We as followers of Christ are called to witness to the resurrection of Jesus Christ. In our words and actions we are called to reflect the love of the one whose victory over sin and death was a victory for the whole of creation.

It is all very well to simply talk about being a witness. But, how can we do that, right here and right now? I’m glad you asked.

Some years ago, Solana Beach Presbyterian Church, near San Diego, received one of six “2000 Energy Star for Congregations Awards” from the US EPA. Following an energy audit, the congregation invested in energy-saving measures, including new lighting fixtures and energy-efficient light bulbs. The Solana Beach Church witnesses to Christ’s redeeming power every time they turn on the lights!

Just like this church! We can praise God that Kids Academy got all of the light bulbs in St. Luke’s Church building changed to energy efficient light bulbs. This is a wonderful start! Every time anyone here turns on the lights, we, too, can witness to Christ’s redeeming power.

Let’s not stop here. Let’s continue to keep looking for ways to hear creation’s cry, and to respond in loving ways. Ways to witness to the world around us that we are striving to be good stewards. Ways to celebrate God’s goodness, too. Alleluia, amen!

@chaplaineliza

(Suggestion: visit me at my regular blog for 2016: matterofprayer: A Year of Everyday Prayers. and my other blog,  A Year of Being Kind . Thanks!)

My sincere thanks goes to the National Council of Churches’ great resources.
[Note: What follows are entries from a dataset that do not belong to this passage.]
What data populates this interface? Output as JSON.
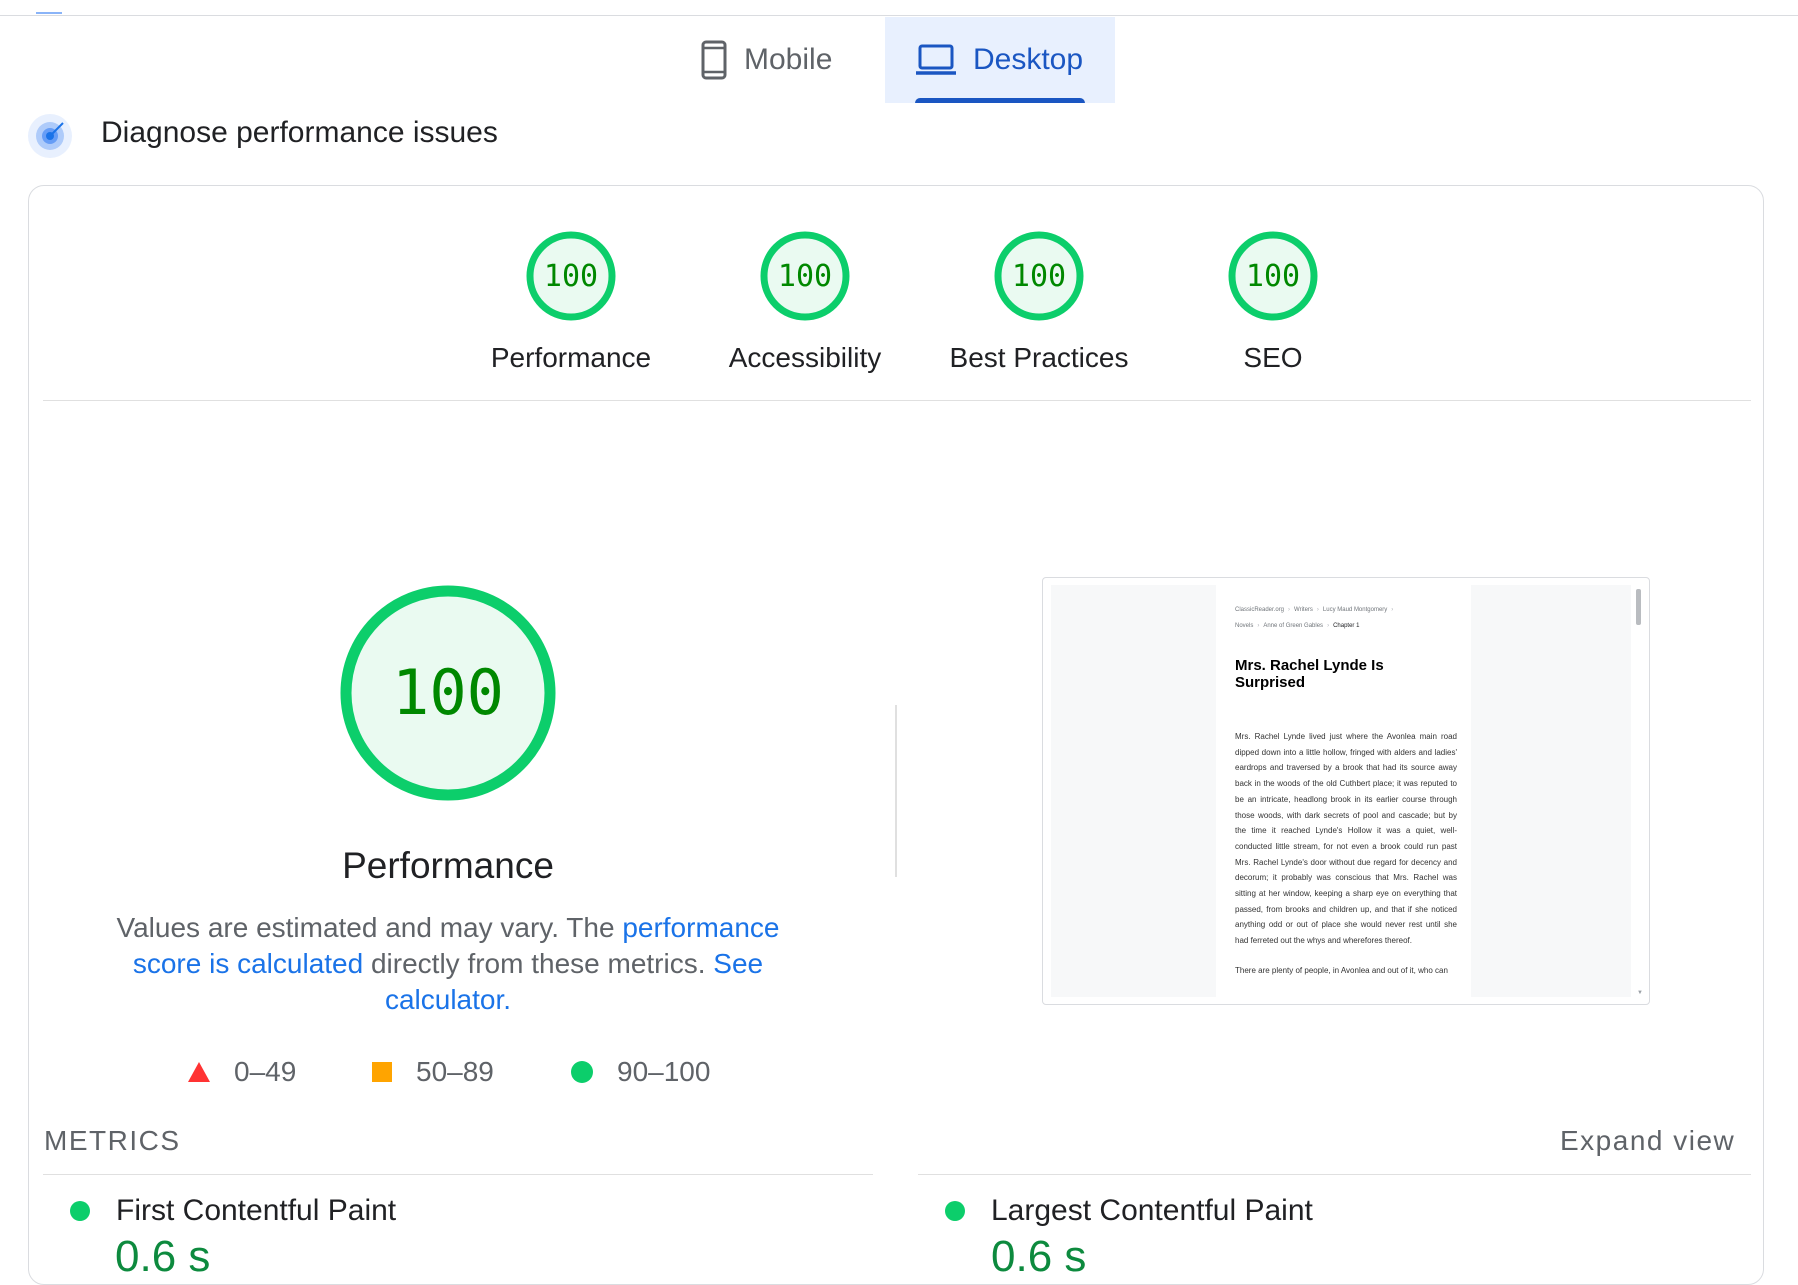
{
  "tabs": [
    {
      "label": "Mobile",
      "icon": "smartphone-icon",
      "selected": false
    },
    {
      "label": "Desktop",
      "icon": "laptop-icon",
      "selected": true
    }
  ],
  "diagnose": {
    "title": "Diagnose performance issues",
    "icon": "radar-icon"
  },
  "categories": [
    {
      "label": "Performance",
      "score": "100"
    },
    {
      "label": "Accessibility",
      "score": "100"
    },
    {
      "label": "Best Practices",
      "score": "100"
    },
    {
      "label": "SEO",
      "score": "100"
    }
  ],
  "performance": {
    "score": "100",
    "title": "Performance",
    "desc_text1": "Values are estimated and may vary. The ",
    "desc_link1": "performance score is calculated",
    "desc_text2": " directly from these metrics. ",
    "desc_link2": "See calculator."
  },
  "legend": [
    {
      "range": "0–49",
      "shape": "triangle",
      "color": "#ff3333"
    },
    {
      "range": "50–89",
      "shape": "square",
      "color": "#ffa400"
    },
    {
      "range": "90–100",
      "shape": "circle",
      "color": "#0cce6b"
    }
  ],
  "screenshot": {
    "breadcrumbs": [
      "ClassicReader.org",
      "Writers",
      "Lucy Maud Montgomery",
      "Novels",
      "Anne of Green Gables",
      "Chapter 1"
    ],
    "heading": "Mrs. Rachel Lynde Is Surprised",
    "paragraph": "Mrs. Rachel Lynde lived just where the Avonlea main road dipped down into a little hollow, fringed with alders and ladies' eardrops and traversed by a brook that had its source away back in the woods of the old Cuthbert place; it was reputed to be an intricate, headlong brook in its earlier course through those woods, with dark secrets of pool and cascade; but by the time it reached Lynde's Hollow it was a quiet, well-conducted little stream, for not even a brook could run past Mrs. Rachel Lynde's door without due regard for decency and decorum; it probably was conscious that Mrs. Rachel was sitting at her window, keeping a sharp eye on everything that passed, from brooks and children up, and that if she noticed anything odd or out of place she would never rest until she had ferreted out the whys and wherefores thereof.",
    "paragraph2": "There are plenty of people, in Avonlea and out of it, who can"
  },
  "metrics": {
    "title": "METRICS",
    "expand_label": "Expand view",
    "items": [
      {
        "name": "First Contentful Paint",
        "value": "0.6 s"
      },
      {
        "name": "Largest Contentful Paint",
        "value": "0.6 s"
      }
    ]
  },
  "colors": {
    "pass": "#0cce6b",
    "pass_fill": "#eafaf1",
    "pass_text": "#008800",
    "accent": "#1a56c2",
    "link": "#1a73e8"
  }
}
I borrowed liberally from the Earth Day 2001 Sermon Notes and Worship Resources.

http://web.archive.org/web/20110706140053/http://www.nccecojustice.org/earthday/PastEarthDayResources.php

 

[1] http://godspace-msa.com/2016/07/07/creations-sacrifice-gives-testimony-to-god/

[2] http://godspace-msa.com/2016/07/07/creations-sacrifice-gives-testimony-to-god/